My beloved mom turned 93 this week.  It was hard losing my dad 10 years ago, but we have been so blessed to have Mom live less than a mile from us since then. This  September she’ll be even closer when she moves to western North Carolina with us following our retirement.

I’ve always been intrigued by the story of how my parents met. Decades before internet dating sites, how could a farmer’s son from Illinois meet a city girl from St. Paul?

The year was 1944, and the country was at war. Truman Wallem, 23, was serving in the South Pacific. 19-year-old Eunice Thorson had entered civil service as the first female employee of the St. Paul Fire Department. As a pretty young woman working in a sea of men, I asked Mom once if she had ever experienced sexual harassment. “The fire inspectors all treated me like their little sister,” she commented, surprised by my question. “It was a different time.”

That it was. A set of  stolen rings were turned in to the Civil Service building, and a photographer from the St. Paul Dispatch came by to snap a photo. Mom was recruited to pose holding the rings for the paper.
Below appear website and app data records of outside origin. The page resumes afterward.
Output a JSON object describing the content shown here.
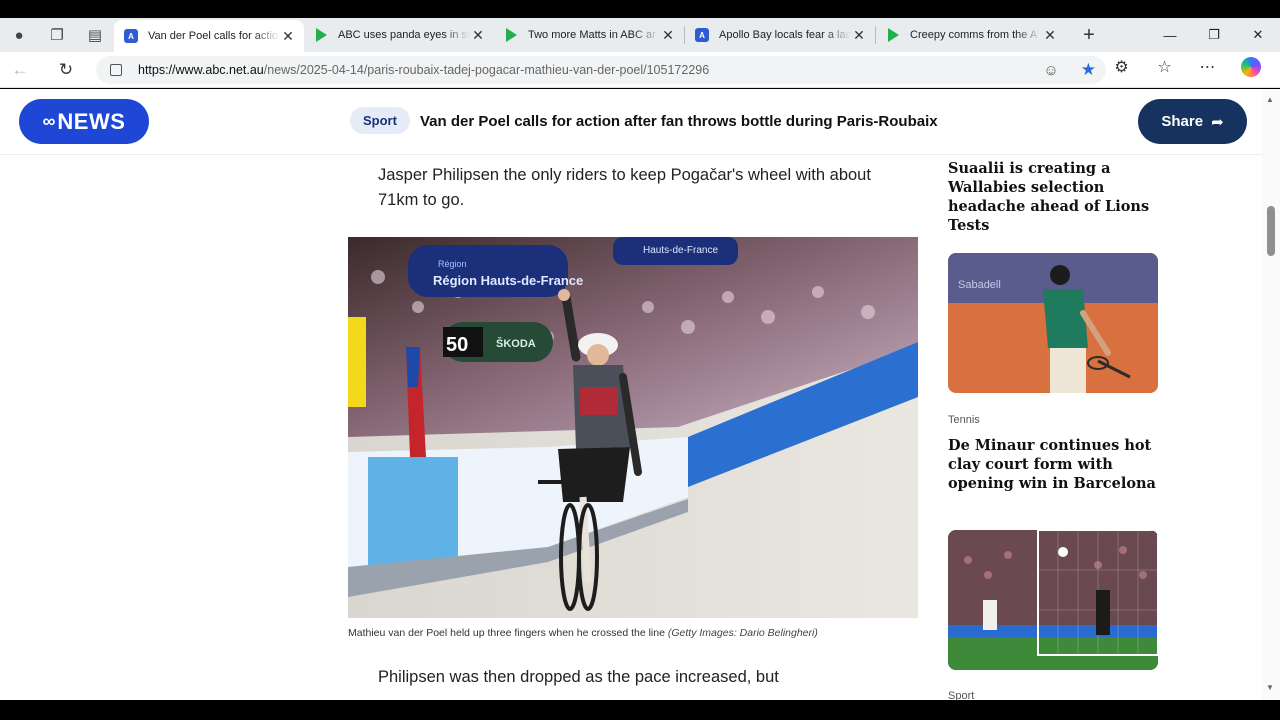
{
  "tabs": [
    {
      "title": "Van der Poel calls for actio",
      "favicon": "abc-icon",
      "active": true
    },
    {
      "title": "ABC uses panda eyes in st",
      "favicon": "play-icon",
      "active": false
    },
    {
      "title": "Two more Matts in ABC ar",
      "favicon": "play-icon",
      "active": false
    },
    {
      "title": "Apollo Bay locals fear a lac",
      "favicon": "abc-icon",
      "active": false
    },
    {
      "title": "Creepy comms from the A",
      "favicon": "play-icon",
      "active": false
    }
  ],
  "url": {
    "domain": "https://www.abc.net.au",
    "path": "/news/2025-04-14/paris-roubaix-tadej-pogacar-mathieu-van-der-poel/105172296"
  },
  "header": {
    "logo_text": "NEWS",
    "logo_mark": "ABC",
    "category": "Sport",
    "title": "Van der Poel calls for action after fan throws bottle during Paris-Roubaix",
    "share_label": "Share"
  },
  "article": {
    "para_top": "Jasper Philipsen the only riders to keep Pogačar's wheel with about 71km to go.",
    "caption_main": "Mathieu van der Poel held up three fingers when he crossed the line",
    "caption_credit": "(Getty Images: Dario Belingheri)",
    "para_bottom": "Philipsen was then dropped as the pace increased, but"
  },
  "photo_text": {
    "banner1": "Région Hauts-de-France",
    "banner2": "Hauts-de-France",
    "sponsor": "ŠKODA",
    "number": "50"
  },
  "sidebar": {
    "story1_title": "Suaalii is creating a Wallabies selection headache ahead of Lions Tests",
    "story2_category": "Tennis",
    "story2_title": "De Minaur continues hot clay court form with opening win in Barcelona",
    "story3_category": "Sport",
    "thumb1_banner": "Sabadell"
  },
  "colors": {
    "abc_blue": "#1e47d6",
    "share_navy": "#16325f",
    "pill_bg": "#e6ebf8"
  }
}
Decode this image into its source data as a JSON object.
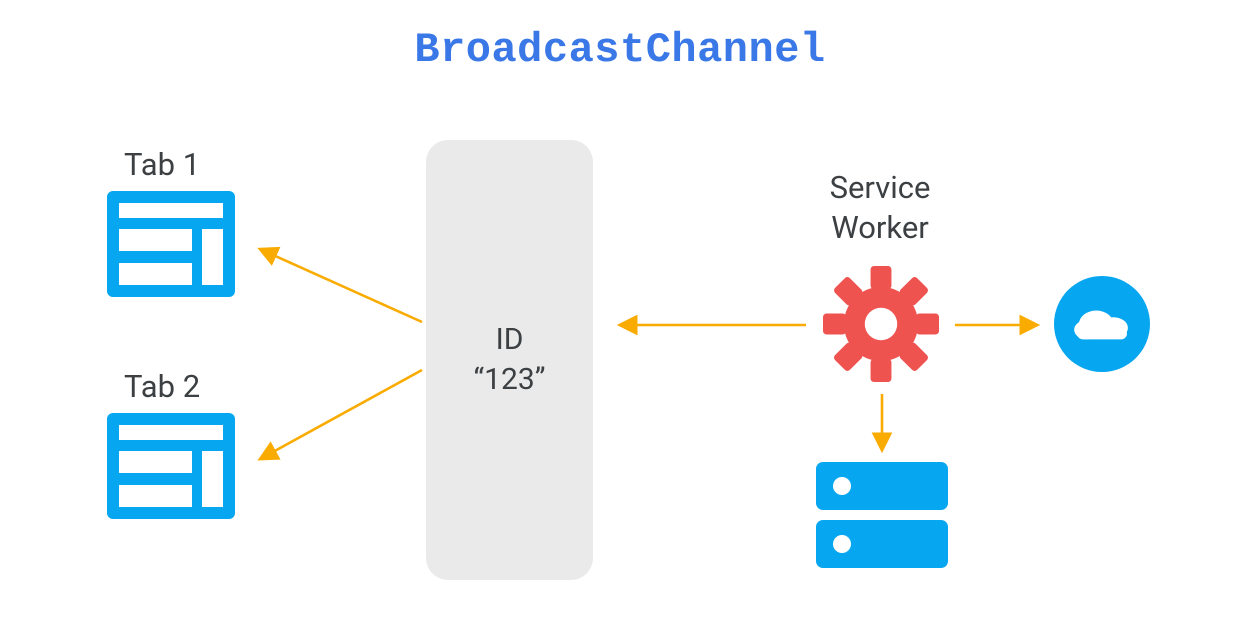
{
  "title": "BroadcastChannel",
  "tabs": [
    {
      "label": "Tab 1"
    },
    {
      "label": "Tab 2"
    }
  ],
  "channel": {
    "label_line1": "ID",
    "label_line2": "“123”"
  },
  "service_worker": {
    "label_line1": "Service",
    "label_line2": "Worker"
  },
  "icons": {
    "tab": "tab-window-icon",
    "gear": "gear-icon",
    "cloud": "cloud-icon",
    "storage": "storage-server-icon"
  },
  "colors": {
    "title": "#3b78e7",
    "accent_blue": "#06a6f1",
    "accent_red": "#ef5350",
    "arrow": "#f9ab00",
    "channel_bg": "#eaeaea",
    "text": "#3c4043"
  },
  "arrows": [
    {
      "from": "channel",
      "to": "tab-1"
    },
    {
      "from": "channel",
      "to": "tab-2"
    },
    {
      "from": "service-worker",
      "to": "channel"
    },
    {
      "from": "service-worker",
      "to": "cloud"
    },
    {
      "from": "service-worker",
      "to": "storage"
    }
  ]
}
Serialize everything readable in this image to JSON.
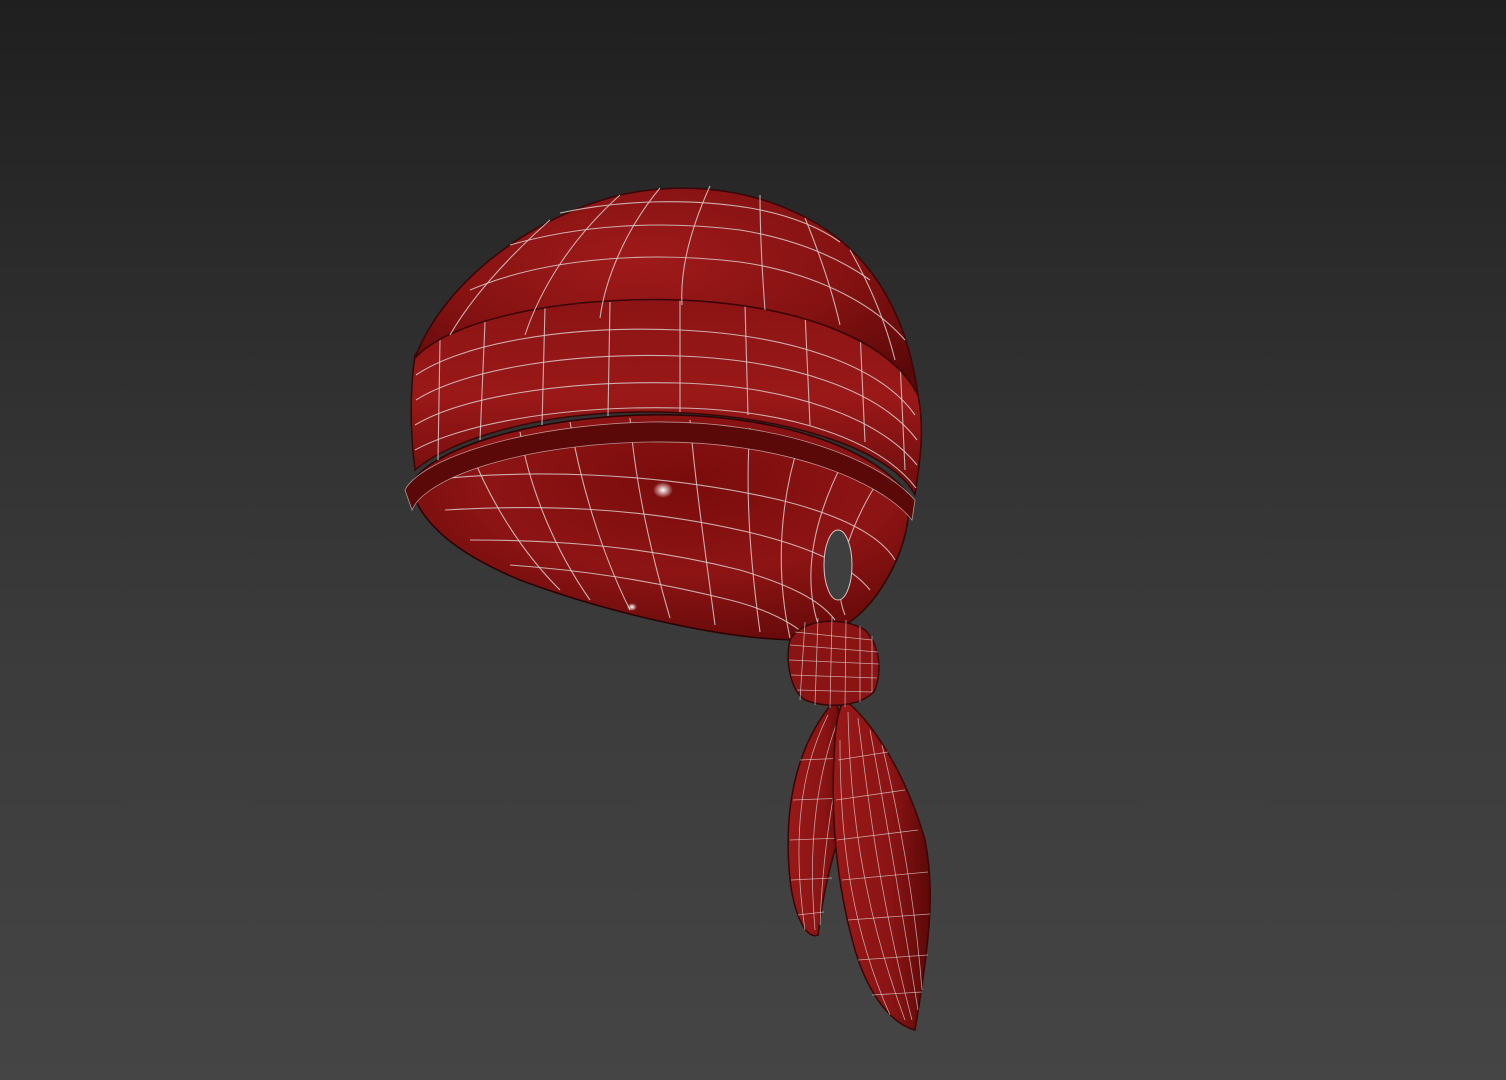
{
  "viewport": {
    "background_top": "#1f1f1f",
    "background_bottom": "#454545",
    "shading_mode": "shaded-with-wireframe"
  },
  "model": {
    "object": "bandana",
    "material_color": "#8a1414",
    "material_dark": "#4a0606",
    "wire_color": "#d9c9c9",
    "parts": [
      "crown",
      "folded-band",
      "inner-lining",
      "knot",
      "tail-left",
      "tail-right"
    ]
  }
}
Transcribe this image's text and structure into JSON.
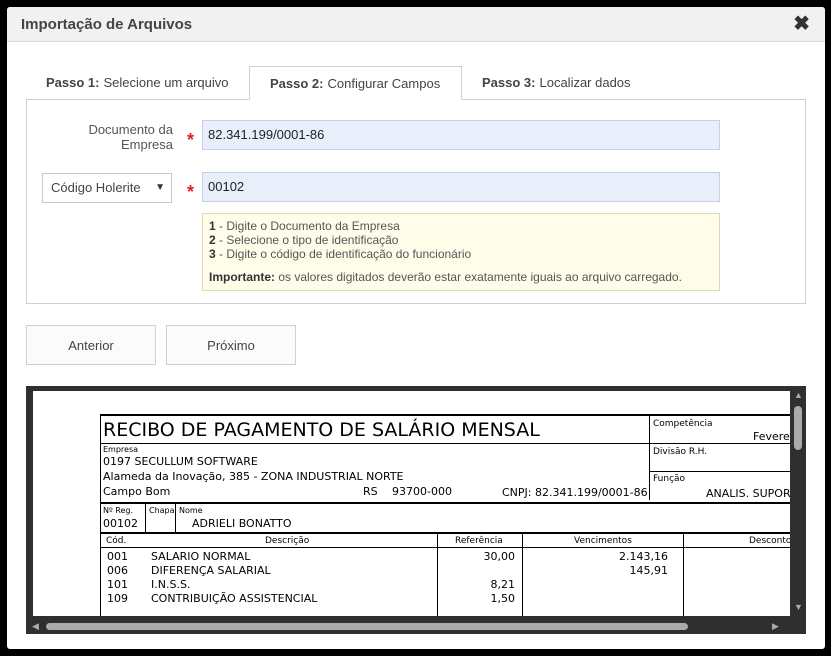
{
  "dialog": {
    "title": "Importação de Arquivos",
    "close_glyph": "✖"
  },
  "tabs": [
    {
      "step": "Passo 1:",
      "label": "Selecione um arquivo"
    },
    {
      "step": "Passo 2:",
      "label": "Configurar Campos"
    },
    {
      "step": "Passo 3:",
      "label": "Localizar dados"
    }
  ],
  "form": {
    "doc_label_line1": "Documento da",
    "doc_label_line2": "Empresa",
    "doc_value": "82.341.199/0001-86",
    "id_type_selected": "Código Holerite",
    "id_value": "00102",
    "required_mark": "*"
  },
  "hint": {
    "n1": "1",
    "t1": " - Digite o Documento da Empresa",
    "n2": "2",
    "t2": " - Selecione o tipo de identificação",
    "n3": "3",
    "t3": " - Digite o código de identificação do funcionário",
    "important_label": "Importante:",
    "important_text": " os valores digitados deverão estar exatamente iguais ao arquivo carregado."
  },
  "buttons": {
    "prev": "Anterior",
    "next": "Próximo"
  },
  "receipt": {
    "title": "RECIBO DE PAGAMENTO DE SALÁRIO MENSAL",
    "competencia_label": "Competência",
    "competencia_value": "Feverei",
    "empresa_label": "Empresa",
    "empresa_name": "0197 SECULLUM SOFTWARE",
    "address": "Alameda da Inovação, 385 - ZONA INDUSTRIAL NORTE",
    "city": "Campo Bom",
    "state": "RS",
    "zip": "93700-000",
    "cnpj": "CNPJ: 82.341.199/0001-86",
    "divisao_label": "Divisão R.H.",
    "funcao_label": "Função",
    "funcao_value": "ANALIS. SUPOR",
    "nreg_label": "Nº Reg.",
    "nreg_value": "00102",
    "chapa_label": "Chapa",
    "nome_label": "Nome",
    "nome_value": "ADRIELI BONATTO",
    "col_cod": "Cód.",
    "col_desc": "Descrição",
    "col_ref": "Referência",
    "col_venc": "Vencimentos",
    "col_desc2": "Descontos",
    "items": [
      {
        "cod": "001",
        "desc": "SALARIO NORMAL",
        "ref": "30,00",
        "venc": "2.143,16"
      },
      {
        "cod": "006",
        "desc": "DIFERENÇA SALARIAL",
        "ref": "",
        "venc": "145,91"
      },
      {
        "cod": "101",
        "desc": "I.N.S.S.",
        "ref": "8,21",
        "venc": ""
      },
      {
        "cod": "109",
        "desc": "CONTRIBUIÇÃO ASSISTENCIAL",
        "ref": "1,50",
        "venc": ""
      }
    ]
  }
}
Copies of that particular edition somehow found their way into my dad’s barracks overseas where he noticed her Norwegian last name and the striking photo (as did other serviceman), and wrote Mom a wartime letter (as did quite a few others!) Mom wasn’t inclined to respond to any of them, but my grandmother urged her “to support the war effort.” Mom began a correspondence with the earnest young Christian serviceman from Illinois. Five years later they were married.

Don’t you just love a good this-is-how-we-met story?

I wouldn’t be here if God had not brought my parents together. More importantly, I would not be who I am today if God had not brought me to himself.

These are my favorite how-we-met stories: the ways that God’s people enter a relationship with the One who will change their lives for all eternity.

Following Billy Graham’s death several weeks ago, countless “Billy” stories appeared in print and online relating his role in introducing them to the Savior he loved and served. Here’s the one that intrigued me: an op-ed piece by former president George W. Bush that appeared in the Wall Street Journal.

“God’s work within me began in earnest with Billy’s outreach,” Bush wrote. “His care and his teachings were the real beginning of my faith walk — and the start of the end of my drinking. I couldn’t have given up alcohol on my own. But in 1986, at 40, I finally found the strength to quit. That strength came from love I had felt from my earliest days and from faith I didn’t fully discover until my later years.

President Bush commented that he thought that reading the Bible might help make him a better person, but a conversation with Billy Graham introduced him to a spiritual concept far more profound. Graham explained, “One should strive to be better, but we’re all sinners who earn God’s love not through our good deeds, but through His grace.”

Graham’s gift to Bush? A copy of The Living Bible personally inscribed with a reference to Philippians 1:6. God’s gift to Bush? The gift of eternal life.

Don’t you just love a great how-we-met story?